In keeping with Steve’s recent article about wearing through your gear to become a better climber, runner, or skier, here is another tip that you may find useful: The magnitude of your commitment must be equal to the size of your goal.
Let’s start by looking behind the curtain at what three very successful Uphill Athletes’ training looks like.
First up: Luke Nelson. Luke is a mountain runner and skimo racer par excellence. Most recently, he and Jared Campbell knocked over 3 hours off the FKT for all 19 of the 13,000 foot peaks in Utah’s Uinta Mountains, covering 58 miles and 22,000 vertical feet in less than 33 hours. Extracting Luke’s totals for training time, elevation, and mileage from his TrainingPeaks log, we found the following statistics:

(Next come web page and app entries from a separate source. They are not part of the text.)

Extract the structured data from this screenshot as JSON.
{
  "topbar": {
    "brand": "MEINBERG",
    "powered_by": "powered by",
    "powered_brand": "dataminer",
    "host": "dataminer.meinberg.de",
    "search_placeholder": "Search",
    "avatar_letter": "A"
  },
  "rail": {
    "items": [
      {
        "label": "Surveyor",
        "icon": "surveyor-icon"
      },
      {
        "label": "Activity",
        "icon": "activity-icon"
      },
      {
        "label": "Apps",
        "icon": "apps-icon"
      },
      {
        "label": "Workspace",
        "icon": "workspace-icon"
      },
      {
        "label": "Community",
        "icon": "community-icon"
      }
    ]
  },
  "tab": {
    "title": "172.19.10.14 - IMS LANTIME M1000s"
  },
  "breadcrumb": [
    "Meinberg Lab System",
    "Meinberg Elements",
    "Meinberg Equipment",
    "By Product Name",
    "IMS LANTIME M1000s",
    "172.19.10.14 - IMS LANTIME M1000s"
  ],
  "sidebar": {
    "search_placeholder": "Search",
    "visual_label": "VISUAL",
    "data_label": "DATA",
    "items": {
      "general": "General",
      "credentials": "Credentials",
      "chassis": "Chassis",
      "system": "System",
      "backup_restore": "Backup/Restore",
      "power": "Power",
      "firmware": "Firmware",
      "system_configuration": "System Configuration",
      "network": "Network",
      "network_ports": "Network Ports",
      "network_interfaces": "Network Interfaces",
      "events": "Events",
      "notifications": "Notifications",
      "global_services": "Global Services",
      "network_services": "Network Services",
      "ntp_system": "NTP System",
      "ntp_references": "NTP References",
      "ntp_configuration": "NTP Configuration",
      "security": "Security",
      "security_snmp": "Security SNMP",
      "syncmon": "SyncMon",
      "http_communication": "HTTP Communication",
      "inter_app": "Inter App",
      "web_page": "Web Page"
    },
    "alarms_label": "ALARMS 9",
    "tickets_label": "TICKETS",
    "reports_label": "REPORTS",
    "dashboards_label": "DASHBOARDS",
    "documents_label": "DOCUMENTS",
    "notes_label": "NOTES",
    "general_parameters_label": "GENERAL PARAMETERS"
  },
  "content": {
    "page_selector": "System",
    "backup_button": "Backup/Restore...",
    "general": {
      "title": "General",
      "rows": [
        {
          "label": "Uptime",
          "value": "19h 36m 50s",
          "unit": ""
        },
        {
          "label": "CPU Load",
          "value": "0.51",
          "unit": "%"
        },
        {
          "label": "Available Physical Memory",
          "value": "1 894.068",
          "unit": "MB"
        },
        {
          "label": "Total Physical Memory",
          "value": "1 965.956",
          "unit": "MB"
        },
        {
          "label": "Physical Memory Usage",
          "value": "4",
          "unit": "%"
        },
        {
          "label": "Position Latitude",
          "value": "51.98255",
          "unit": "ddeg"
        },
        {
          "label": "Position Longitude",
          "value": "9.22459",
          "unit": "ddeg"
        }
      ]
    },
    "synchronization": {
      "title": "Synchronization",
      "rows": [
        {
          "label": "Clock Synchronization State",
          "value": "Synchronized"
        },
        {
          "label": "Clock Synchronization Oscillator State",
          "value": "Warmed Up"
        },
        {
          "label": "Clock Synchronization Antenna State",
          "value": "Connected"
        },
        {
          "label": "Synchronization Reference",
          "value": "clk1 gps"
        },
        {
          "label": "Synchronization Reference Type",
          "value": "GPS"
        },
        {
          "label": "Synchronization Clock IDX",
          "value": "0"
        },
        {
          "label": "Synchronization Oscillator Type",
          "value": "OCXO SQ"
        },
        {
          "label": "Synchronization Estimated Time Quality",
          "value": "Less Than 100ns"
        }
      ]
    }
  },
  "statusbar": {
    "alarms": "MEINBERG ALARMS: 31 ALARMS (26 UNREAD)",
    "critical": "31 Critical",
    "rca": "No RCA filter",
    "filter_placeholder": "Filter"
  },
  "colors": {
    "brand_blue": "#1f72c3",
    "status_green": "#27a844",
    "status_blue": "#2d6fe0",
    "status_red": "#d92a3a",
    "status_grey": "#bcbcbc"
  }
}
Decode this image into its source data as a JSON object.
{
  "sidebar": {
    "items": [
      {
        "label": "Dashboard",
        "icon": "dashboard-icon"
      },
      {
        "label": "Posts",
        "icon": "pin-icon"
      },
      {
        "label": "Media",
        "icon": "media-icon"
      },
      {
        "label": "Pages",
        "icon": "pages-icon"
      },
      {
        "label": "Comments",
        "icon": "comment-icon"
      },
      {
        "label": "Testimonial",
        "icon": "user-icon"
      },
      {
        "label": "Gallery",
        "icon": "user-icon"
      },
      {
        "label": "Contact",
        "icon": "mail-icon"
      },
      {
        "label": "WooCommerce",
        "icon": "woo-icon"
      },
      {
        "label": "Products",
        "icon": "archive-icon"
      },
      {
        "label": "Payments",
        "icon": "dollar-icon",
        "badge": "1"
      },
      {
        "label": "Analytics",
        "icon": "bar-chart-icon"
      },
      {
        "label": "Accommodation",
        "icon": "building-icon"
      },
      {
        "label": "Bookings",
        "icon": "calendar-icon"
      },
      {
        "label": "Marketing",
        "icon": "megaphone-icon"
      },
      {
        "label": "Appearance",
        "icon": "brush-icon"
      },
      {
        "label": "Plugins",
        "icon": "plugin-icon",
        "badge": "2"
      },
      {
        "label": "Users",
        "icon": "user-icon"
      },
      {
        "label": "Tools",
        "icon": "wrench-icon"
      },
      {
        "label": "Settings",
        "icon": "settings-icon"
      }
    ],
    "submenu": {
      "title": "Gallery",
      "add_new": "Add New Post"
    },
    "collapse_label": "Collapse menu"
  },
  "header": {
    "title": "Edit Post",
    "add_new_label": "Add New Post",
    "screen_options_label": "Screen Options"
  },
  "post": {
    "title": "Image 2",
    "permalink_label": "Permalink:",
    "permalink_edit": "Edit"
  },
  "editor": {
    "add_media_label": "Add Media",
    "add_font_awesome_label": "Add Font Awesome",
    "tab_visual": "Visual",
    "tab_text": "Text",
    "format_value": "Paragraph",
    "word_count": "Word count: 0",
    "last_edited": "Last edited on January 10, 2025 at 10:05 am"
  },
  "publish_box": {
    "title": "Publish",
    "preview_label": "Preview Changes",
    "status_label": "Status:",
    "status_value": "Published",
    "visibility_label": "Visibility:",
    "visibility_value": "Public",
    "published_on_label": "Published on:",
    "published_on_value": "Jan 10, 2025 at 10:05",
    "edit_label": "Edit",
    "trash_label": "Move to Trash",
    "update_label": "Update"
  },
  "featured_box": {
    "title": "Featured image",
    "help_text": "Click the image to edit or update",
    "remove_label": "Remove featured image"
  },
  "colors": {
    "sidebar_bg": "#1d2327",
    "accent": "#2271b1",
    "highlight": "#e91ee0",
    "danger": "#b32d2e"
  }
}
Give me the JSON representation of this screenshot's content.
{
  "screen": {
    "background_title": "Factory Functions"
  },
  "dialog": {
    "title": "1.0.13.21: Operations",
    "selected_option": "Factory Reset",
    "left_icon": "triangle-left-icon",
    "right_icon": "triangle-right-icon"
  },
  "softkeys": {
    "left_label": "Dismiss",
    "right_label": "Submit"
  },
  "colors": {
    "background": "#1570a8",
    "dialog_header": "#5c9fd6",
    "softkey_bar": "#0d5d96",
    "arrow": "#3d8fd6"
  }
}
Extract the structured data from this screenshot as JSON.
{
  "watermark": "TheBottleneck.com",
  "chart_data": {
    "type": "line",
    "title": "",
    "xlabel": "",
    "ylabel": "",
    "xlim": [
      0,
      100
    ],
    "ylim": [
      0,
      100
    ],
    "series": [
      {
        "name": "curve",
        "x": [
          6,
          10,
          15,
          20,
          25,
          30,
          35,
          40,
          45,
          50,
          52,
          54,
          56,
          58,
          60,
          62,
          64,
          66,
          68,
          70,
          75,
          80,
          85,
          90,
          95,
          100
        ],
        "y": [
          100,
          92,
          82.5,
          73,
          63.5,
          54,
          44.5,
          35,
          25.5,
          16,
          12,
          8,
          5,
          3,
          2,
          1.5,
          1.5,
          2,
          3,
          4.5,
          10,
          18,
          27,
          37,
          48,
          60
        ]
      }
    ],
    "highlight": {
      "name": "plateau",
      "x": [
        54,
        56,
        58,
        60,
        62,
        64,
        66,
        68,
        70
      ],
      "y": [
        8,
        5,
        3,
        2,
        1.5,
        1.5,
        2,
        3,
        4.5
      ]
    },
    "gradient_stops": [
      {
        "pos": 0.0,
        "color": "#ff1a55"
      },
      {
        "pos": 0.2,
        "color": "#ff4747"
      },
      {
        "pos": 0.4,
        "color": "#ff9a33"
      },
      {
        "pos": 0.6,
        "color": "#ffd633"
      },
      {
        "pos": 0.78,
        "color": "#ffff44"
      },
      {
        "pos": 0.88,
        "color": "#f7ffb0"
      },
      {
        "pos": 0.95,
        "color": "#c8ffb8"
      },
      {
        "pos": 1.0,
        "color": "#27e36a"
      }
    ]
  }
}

- Total annual training hours: 650
- Average training time per week: 12:30 hours/week, including a monthlong break. He had 3 weeks over 40 hours and 11 weeks over 23 hours.
- Average elevation gain and loss/week: 9,843 feet/week, with 6 weeks over 20,000 feet and 17 weeks over 15,000 feet.
- Mileage: 55 miles/week, with 7 weeks over 100 miles and 25 weeks over 75 miles.
Next let’s take a look at the past year log for top alpinist David Goettler. David and his partner recently completed a single-day climb of the Girona Route on the south face of Shishapangma, climbing from the base of the face at 5,900 meters to just 5 meters below the summit in only 13 hours. (They didn’t climb the last 5 meters to the top because they deemed the risk of avalanche unacceptable.)
- Total training hours: 767.
- Average training time per week: 14:45 hours/week, including 4 weeks of less than 6 hours/week and 10 weeks over 20 hours.
- Average elevation gain and loss/week: 11,474 feet/week, with 10 weeks over 16,000 feet and 4 weeks over 20,000 feet.
- Mileage: 42.6 miles/week, with 11 weeks over 60 miles.
Finally: Kilian Jornet. Kilian has had an amazing year thus far, but in our opinion it is his complete career to date that is so impressive. Let’s review a few of his important training facts:
- He completed an 80-kilometer foot race when he was 12 years old.
- He logged over 600 hours of training time the year he turned 13.
- In every year since he turned 17 years old he has completed between 1,000 and 1,200 training hours annually. (He will turn 30 in a few months.)
- He has 13 years of training in excess of 1,000 hours per year under his belt.
- He overtrained once but caught it early so that he only needed a two-week break.
As readers of this site will know, that kind of long-term training volume can support a huge amount of utilization, which means dreams fulfilled.
Not everyone can or should be like Luke, David, or Kilian. And, to be clear, a fit weekend warrior who tries to replicate any of these years of training of any of these three athletes simply could not do it. Period. You have to build up to that kind of training load over years. And, as Kilian himself says, the first year of training is simply the time spent getting to know your body.
Balancing the Dream and the Commitment
Back in January, Steve wrote the following:
“Everyone knows that simply having a dream isn’t a guarantee that it will come true. But what many people forget is that not having a dream, and working to translate that dream into an achievable goal, is a guarantee that it won’t come true.”
Goals do stage outcomes. Yet we hear from many people seeking high-end goals in what are untenable timelines. They’re big on dream, small on commitment. You do not climb the biggest, hardest, longest, and highest mountains in one year. The dream and the commitment must balance.
Here is a thought-experiment: If a non-skier came to Scott Johnston, coach to several Olympic ski athletes, and said he wanted to ski in the next Olympics but had never skied, didn’t have much time to train, and was 55 years old with bad knees, it seems quite reasonable to dissuade this person. But, especially in mountaineering and particularly with regards to Mount Everest, this is what people have asked of themselves, and us. Olympic-size goals are the process of a lifetime, or at least a decade or two. Remember “The Truth About Training”?
So dream. Yes. But if your dreams are big, you’d better understand that your commitment, both in terms of time and energy, must be equally large. So what can we can learn from Kilian, David, and Luke? We say this: Do not lose yourself in awe over those athletes’ accomplishments. Lose yourself in awe over their commitment. Their discipline. Their vision to envision the goal, and to actually understand what realizing that dream means, and to make that dream a reality by giving themselves every opportunity to make their goals reality.
So, Is Your Dream Too Big for Your Commitment?
If you are ready to hear an honest opinion as to whether your climbing, mountaineering, ski mountaineering, skimo racing, or mountain running goals are reasonable, then we’re here to give you our honest, candid, no-bullshit opinion. Email us at firstname.lastname@example.org.
-by Steve House and Scott Johnston, Uphill Athlete co-founders